----- SUPPLIED DATA
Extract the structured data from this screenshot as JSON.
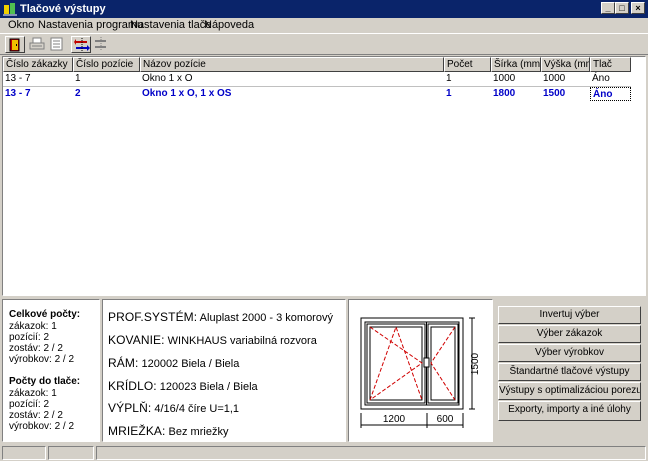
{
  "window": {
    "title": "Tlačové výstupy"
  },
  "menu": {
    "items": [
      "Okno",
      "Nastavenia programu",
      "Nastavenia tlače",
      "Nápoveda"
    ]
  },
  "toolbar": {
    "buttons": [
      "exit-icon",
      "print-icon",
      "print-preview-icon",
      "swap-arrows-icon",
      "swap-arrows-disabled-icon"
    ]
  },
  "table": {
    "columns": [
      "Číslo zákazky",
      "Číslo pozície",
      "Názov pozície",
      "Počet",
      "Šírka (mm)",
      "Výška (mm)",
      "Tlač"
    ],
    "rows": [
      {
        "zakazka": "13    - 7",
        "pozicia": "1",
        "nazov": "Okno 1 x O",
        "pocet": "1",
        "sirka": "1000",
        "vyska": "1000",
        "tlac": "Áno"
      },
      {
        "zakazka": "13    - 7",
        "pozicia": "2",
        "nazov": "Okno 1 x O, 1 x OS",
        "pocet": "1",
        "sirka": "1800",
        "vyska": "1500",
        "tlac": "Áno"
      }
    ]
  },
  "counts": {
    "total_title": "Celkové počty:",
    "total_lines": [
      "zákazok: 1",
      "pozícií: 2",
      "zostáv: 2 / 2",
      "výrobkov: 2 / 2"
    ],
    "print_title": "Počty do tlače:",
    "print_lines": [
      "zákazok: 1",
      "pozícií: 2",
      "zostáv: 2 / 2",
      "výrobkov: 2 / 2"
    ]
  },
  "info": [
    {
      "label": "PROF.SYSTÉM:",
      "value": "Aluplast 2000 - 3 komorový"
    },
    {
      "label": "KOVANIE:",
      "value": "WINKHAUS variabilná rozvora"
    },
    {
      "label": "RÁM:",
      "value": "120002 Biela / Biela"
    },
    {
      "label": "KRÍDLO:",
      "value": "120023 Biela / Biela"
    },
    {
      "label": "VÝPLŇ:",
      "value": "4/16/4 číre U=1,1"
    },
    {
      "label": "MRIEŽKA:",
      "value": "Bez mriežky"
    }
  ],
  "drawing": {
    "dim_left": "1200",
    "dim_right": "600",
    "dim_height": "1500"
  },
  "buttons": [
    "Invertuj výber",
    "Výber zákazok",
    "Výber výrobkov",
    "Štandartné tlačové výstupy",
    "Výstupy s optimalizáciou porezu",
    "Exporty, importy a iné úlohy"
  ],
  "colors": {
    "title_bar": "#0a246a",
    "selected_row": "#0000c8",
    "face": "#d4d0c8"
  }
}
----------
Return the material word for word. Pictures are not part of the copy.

Extract the structured data from this screenshot as JSON.
{
  "window": {
    "title": "Tlačové výstupy"
  },
  "menu": {
    "items": [
      "Okno",
      "Nastavenia programu",
      "Nastavenia tlače",
      "Nápoveda"
    ]
  },
  "toolbar": {
    "buttons": [
      "exit-icon",
      "print-icon",
      "print-preview-icon",
      "swap-arrows-icon",
      "swap-arrows-disabled-icon"
    ]
  },
  "table": {
    "columns": [
      "Číslo zákazky",
      "Číslo pozície",
      "Názov pozície",
      "Počet",
      "Šírka (mm)",
      "Výška (mm)",
      "Tlač"
    ],
    "rows": [
      {
        "zakazka": "13    - 7",
        "pozicia": "1",
        "nazov": "Okno 1 x O",
        "pocet": "1",
        "sirka": "1000",
        "vyska": "1000",
        "tlac": "Áno"
      },
      {
        "zakazka": "13    - 7",
        "pozicia": "2",
        "nazov": "Okno 1 x O, 1 x OS",
        "pocet": "1",
        "sirka": "1800",
        "vyska": "1500",
        "tlac": "Áno"
      }
    ]
  },
  "counts": {
    "total_title": "Celkové počty:",
    "total_lines": [
      "zákazok: 1",
      "pozícií: 2",
      "zostáv: 2 / 2",
      "výrobkov: 2 / 2"
    ],
    "print_title": "Počty do tlače:",
    "print_lines": [
      "zákazok: 1",
      "pozícií: 2",
      "zostáv: 2 / 2",
      "výrobkov: 2 / 2"
    ]
  },
  "info": [
    {
      "label": "PROF.SYSTÉM:",
      "value": "Aluplast 2000 - 3 komorový"
    },
    {
      "label": "KOVANIE:",
      "value": "WINKHAUS variabilná rozvora"
    },
    {
      "label": "RÁM:",
      "value": "120002 Biela / Biela"
    },
    {
      "label": "KRÍDLO:",
      "value": "120023 Biela / Biela"
    },
    {
      "label": "VÝPLŇ:",
      "value": "4/16/4 číre U=1,1"
    },
    {
      "label": "MRIEŽKA:",
      "value": "Bez mriežky"
    }
  ],
  "drawing": {
    "dim_left": "1200",
    "dim_right": "600",
    "dim_height": "1500"
  },
  "buttons": [
    "Invertuj výber",
    "Výber zákazok",
    "Výber výrobkov",
    "Štandartné tlačové výstupy",
    "Výstupy s optimalizáciou porezu",
    "Exporty, importy a iné úlohy"
  ],
  "colors": {
    "title_bar": "#0a246a",
    "selected_row": "#0000c8",
    "face": "#d4d0c8"
  }
}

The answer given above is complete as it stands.